LIFE&STYLE

Travel like a local on Jeju Island

By Im Eun-byel

Airbnb promotes sustainable tourism on Korea’s southernmost island

  • Published : Sept 16, 2019 - 17:24
  • Updated : Sept 16, 2019 - 17:49

JEJU ISLAND -- Jeju Island, a popular travel destination both for South Koreans and foreigners, has seen a surge of tourists in recent years.
 
(Airbnb)
A beach near Hado-ri, Jeju Island (Im Eun-byel / The Korea Herald)

Accessible by an 80-minute flight from Seoul, around 15.4 million tourists visit the island each year. In fact, the Seoul-Jeju route is one of the most active flight routes anywhere in the world.

As a result, Jeju residents are struggling with the drawbacks of excessive tourism. Gentrification is a serious problem on the island, where the amount of trash thrown out per person is also the highest in the country.

Airbnb, a global online home-sharing platform, hopes to address the situation by linking tourists with local residents to bring out the human side of traveling. The platform suggests sustainable tourism, recommending that tourists engage in eco-friendly activities, support the local economy, and be involved with the local culture and society.


Staying with a local
Chuidasun Resort Jeju (Im Eun-byel / The Korea Herald)

As a home-sharing service, Airbnb promotes the idea of staying at a local resident’s home. Accommodations listed on Airbnb are run by locals rather than hotel chains.

But for those who want to experience a homestay while also enjoying hotel-style service, Chuidasun Resort Jeju may be an option. The family-run resort in the Seongsan area bills itself as a center for tea and meditation.

An Hee-jeong, the CEO of the hotel, relocated to Jeju Island to run the hotel with her family. Her father, who goes by the pen name Ilso, is into meditation and dado, a traditional tea ceremony.

Meditation classes are offered every morning, and one can experience the dado in one of the four tearooms. Meditation classes and the use of tearooms are free for guests.

Riding the wave
Surfing is a popular activity at Iho Tewoo Beach on Jeju Island. (Airbnb)

Though surfing may sound like too much fun to be part of a sustainable tourism experience, the water sport is one way to experience eco-tourism in an adrenaline-fueling way.

Jeju Island is a sought-after surfer’s destination as waves come in from all directions. If the waves are not high enough on one beach, surfers can catch a big wave at another beach less than an hour’s drive away.

Responsible surfing means not only keeping the beach clean, but also respecting local communities and contributing to sustainable development as the presence of surfers can raise housing costs and drive local residents out of their neighborhoods.

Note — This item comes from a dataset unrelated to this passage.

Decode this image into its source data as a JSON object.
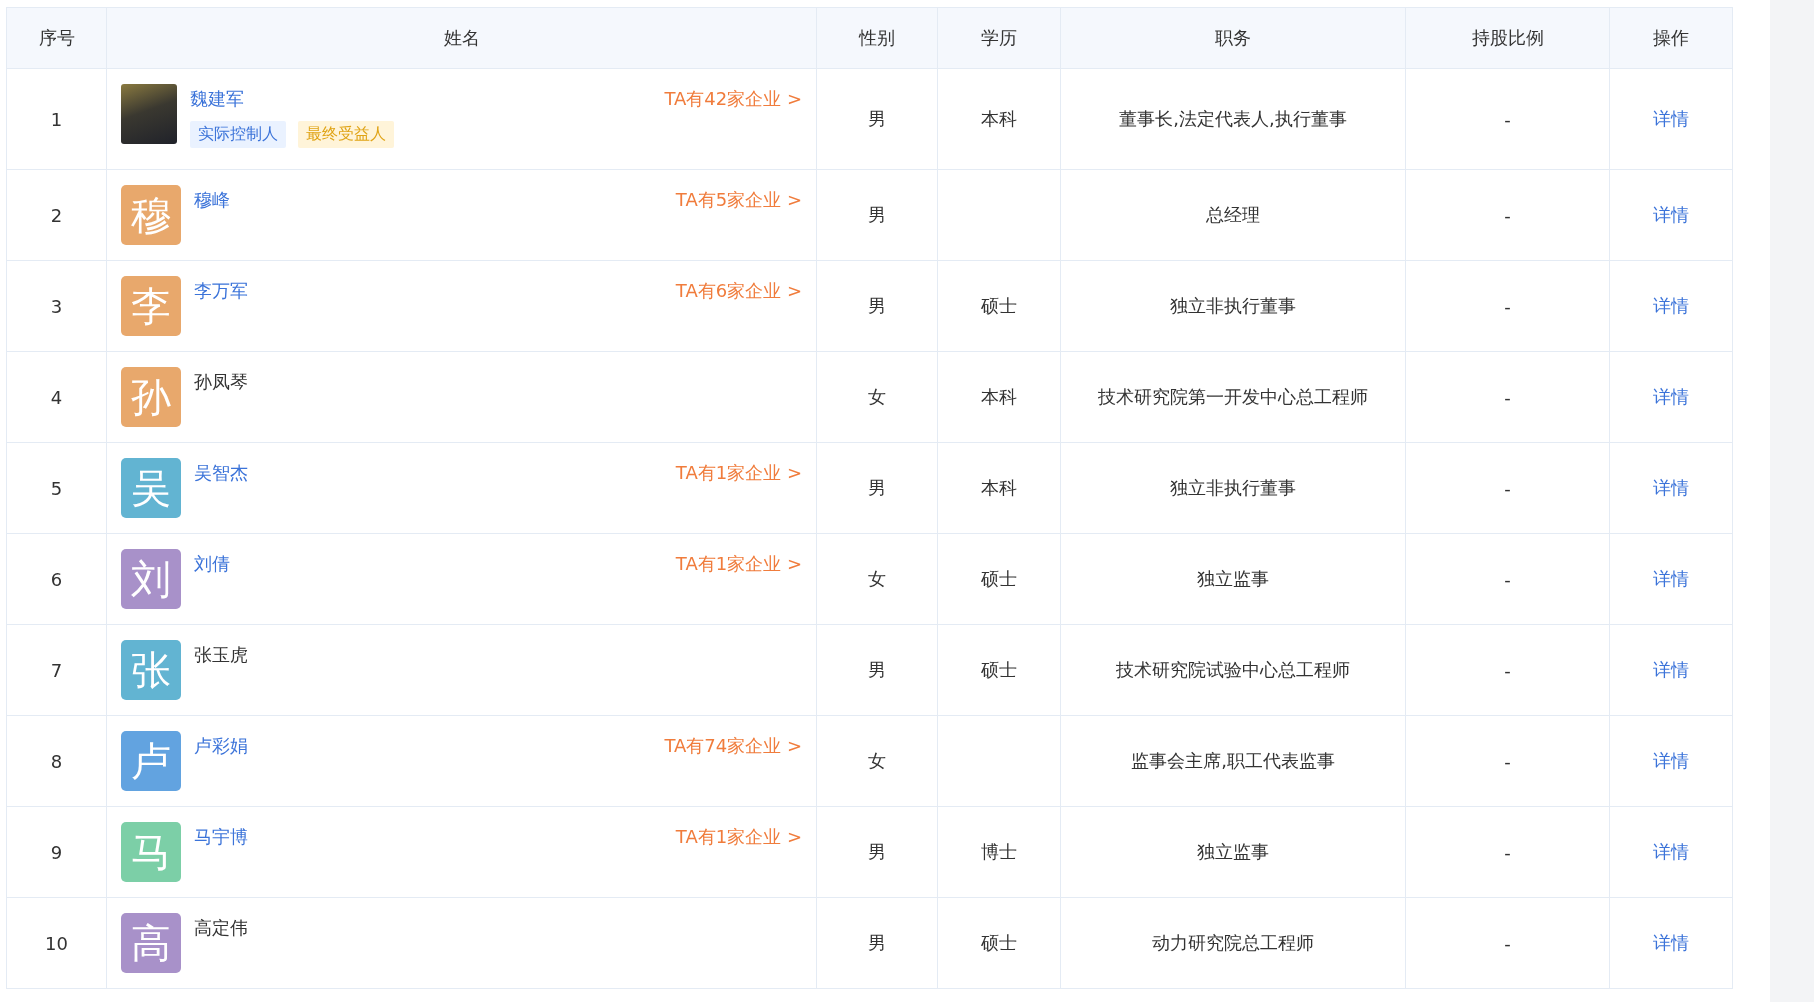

Making pottery with a local artist 
Artist Jin Park hands out clay to participants at his one-day pottery class near Pyoseon Beach, Jeju Island. (Im Eun-byel / The Korea Herald)

Jeju Island is home to many artists who are originally from the mainland, as artists looking for a homey retreat away from crowded cities have settled on the pristine island.

Jin Park, previously a hotel chef, moved to Jeju Island a few years ago. After he was diagnosed with cancer, he took up pottery as a new profession, believing the change would be good for his health.

Having made a full recovery, Park runs daily pottery classes at his studio, where participants get to make plates by hand as part of Airbnb Experiences.

Participants can also practice resin art, making ornaments out of seashells they have picked up on Jeju’s beaches.

‘Haenyeo’ dining experience 
Kwon Young-hee, 88, speaks of her experience as a woman diver at Haenyeo’s Kitchen in Gujwa-eup, Jeju Island. (Im Eun-byel / The Korea Herald)

Though Jeju Island’s “haenyeo” culture has been designated a UNESCO World Heritage, to this day not many truly understand what it is like to live the life of a haenyeo.

Jeju Island is home to a large number of these women, who dive for seafood off its coast.

Kim Ha-won, who studied theater at the Korea National University of Arts, was shocked that seafood caught by haenyeo was being sold at prices lower than farmed seafood.

To invigorate the local haenyeo culture, Kim founded Haenyeo’s Kitchen, a social dining culture complex for which reservations can be made through Airbnb Experiences. There guests can watch a play about haenyeo, enjoy dishes created by haenyeo and talk with the women divers.

By Im Eun-byel (silverstar@heraldcorp.com)

The writer participated in a press trip arranged by Airbnb on Jeju Island in August. -- Ed.